SURFACE. Well I admit I have been to blame--I confess I deviated from the direct Road of wrong but I don't think we're so totally

The second excerpt represents the element of Fire. It speaks of emotional influences and base passions, and is drawn from Meno by Plato:

original question, Whether in seeking to acquire virtue we should regard it as a thing to be taught, or as a gift of nature, or as coming to men in some other way?

SOCRATES: Had I the command of you as well as of myself, Meno, I would not have enquired whether virtue is given by instruction or not, until we had first ascertained 'what it is.' But as you think only of controlling me who am your slave, and never of controlling yourself,--such being your notion of freedom, I must yield to you, for you are irresistible. And therefore I have now to enquire into the qualities of a thing of which I do not as yet know the nature. At any rate, will you condescend a little, and allow the question 'Whether virtue is given by instruction, or in any other

The third excerpt represents the element of Water. It speaks of pure spiritual influences and feelings of love, and is drawn from Intentions by Oscar Wilde:

reiterate 'Le bandeau! le bandeau!' may be taken as an example of the difference between LA TRAGEDIE PHILOSOPHIQUE and the drama of real life; and the introduction for the first time of the word MOUCHOIR at the Theatre Francais was an era in that romantic- realistic movement of which Hugo is the father and M. Zola the ENFANT TERRIBLE, just as the classicism of the earlier part of the century was emphasised by Talma's refusal to play Greek heroes any longer in a powdered periwig - one of the many instances, by the way, of that desire for archaeological accuracy in dress which has distinguished the great actors of our age.

In criticising the importance given to money in LA COMEDIE HUMAINE,
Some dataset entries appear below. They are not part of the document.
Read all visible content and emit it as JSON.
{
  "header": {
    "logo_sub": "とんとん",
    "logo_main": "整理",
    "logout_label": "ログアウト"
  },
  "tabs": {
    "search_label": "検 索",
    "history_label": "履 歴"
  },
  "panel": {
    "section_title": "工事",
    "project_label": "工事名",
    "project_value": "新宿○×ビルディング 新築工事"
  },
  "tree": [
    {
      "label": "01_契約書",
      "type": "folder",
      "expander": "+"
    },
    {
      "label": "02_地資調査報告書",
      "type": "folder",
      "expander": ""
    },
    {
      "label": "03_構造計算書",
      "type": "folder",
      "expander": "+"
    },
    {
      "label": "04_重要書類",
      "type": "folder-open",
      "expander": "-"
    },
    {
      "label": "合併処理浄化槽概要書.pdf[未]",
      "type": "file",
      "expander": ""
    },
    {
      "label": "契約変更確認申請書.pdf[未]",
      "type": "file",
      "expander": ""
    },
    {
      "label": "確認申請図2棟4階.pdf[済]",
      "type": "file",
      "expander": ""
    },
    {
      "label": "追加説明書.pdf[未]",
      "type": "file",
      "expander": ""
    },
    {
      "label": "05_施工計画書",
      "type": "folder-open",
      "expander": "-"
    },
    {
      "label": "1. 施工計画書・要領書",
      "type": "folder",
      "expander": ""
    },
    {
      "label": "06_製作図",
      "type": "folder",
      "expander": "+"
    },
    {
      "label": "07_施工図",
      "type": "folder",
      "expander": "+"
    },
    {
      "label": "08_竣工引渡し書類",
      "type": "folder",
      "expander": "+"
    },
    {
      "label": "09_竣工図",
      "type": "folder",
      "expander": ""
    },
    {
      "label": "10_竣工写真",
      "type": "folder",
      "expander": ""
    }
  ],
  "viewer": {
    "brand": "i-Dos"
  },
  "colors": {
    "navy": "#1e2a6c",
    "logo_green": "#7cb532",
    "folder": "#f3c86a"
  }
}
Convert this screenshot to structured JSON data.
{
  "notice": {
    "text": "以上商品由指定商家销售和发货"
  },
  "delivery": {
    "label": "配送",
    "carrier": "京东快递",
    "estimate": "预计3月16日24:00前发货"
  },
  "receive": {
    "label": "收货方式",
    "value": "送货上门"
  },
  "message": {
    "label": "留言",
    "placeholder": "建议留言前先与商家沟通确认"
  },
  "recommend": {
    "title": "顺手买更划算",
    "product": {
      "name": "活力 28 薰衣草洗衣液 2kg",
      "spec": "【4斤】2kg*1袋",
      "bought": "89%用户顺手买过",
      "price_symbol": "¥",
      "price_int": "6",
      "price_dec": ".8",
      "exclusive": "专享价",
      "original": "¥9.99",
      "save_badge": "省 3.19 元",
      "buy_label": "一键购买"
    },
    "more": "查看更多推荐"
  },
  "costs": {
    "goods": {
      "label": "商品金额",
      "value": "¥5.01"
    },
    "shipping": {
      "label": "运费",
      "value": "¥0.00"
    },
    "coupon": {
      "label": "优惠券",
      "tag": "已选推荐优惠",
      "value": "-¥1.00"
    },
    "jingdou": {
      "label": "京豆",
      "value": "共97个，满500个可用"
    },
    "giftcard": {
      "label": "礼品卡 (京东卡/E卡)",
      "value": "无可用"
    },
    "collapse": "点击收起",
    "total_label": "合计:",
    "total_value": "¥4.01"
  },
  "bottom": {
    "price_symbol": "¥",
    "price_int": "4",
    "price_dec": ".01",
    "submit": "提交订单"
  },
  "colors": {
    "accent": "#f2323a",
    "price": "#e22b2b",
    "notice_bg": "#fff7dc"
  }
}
The fourth excerpt represents the element of Earth. It speaks of physical influences and the impact of the unseen on the visible world, and is drawn from Ann Veronica by H. G. Wells:

She rubbed her knuckles into her forehead. "Oh, but life is difficult!" she groaned. "When you loosen the tangle in one place you tie a knot in another. . . . Before there is any change, any real change, I shall be dead--dead--dead and finished--two hundred years! . . ."

Part 5

One afternoon, while everything was still, the wardress heard her cry out suddenly and alarmingly, and with great and unmistakable passion, "Why in the name of goodness did I burn that twenty pounds?"

Part 6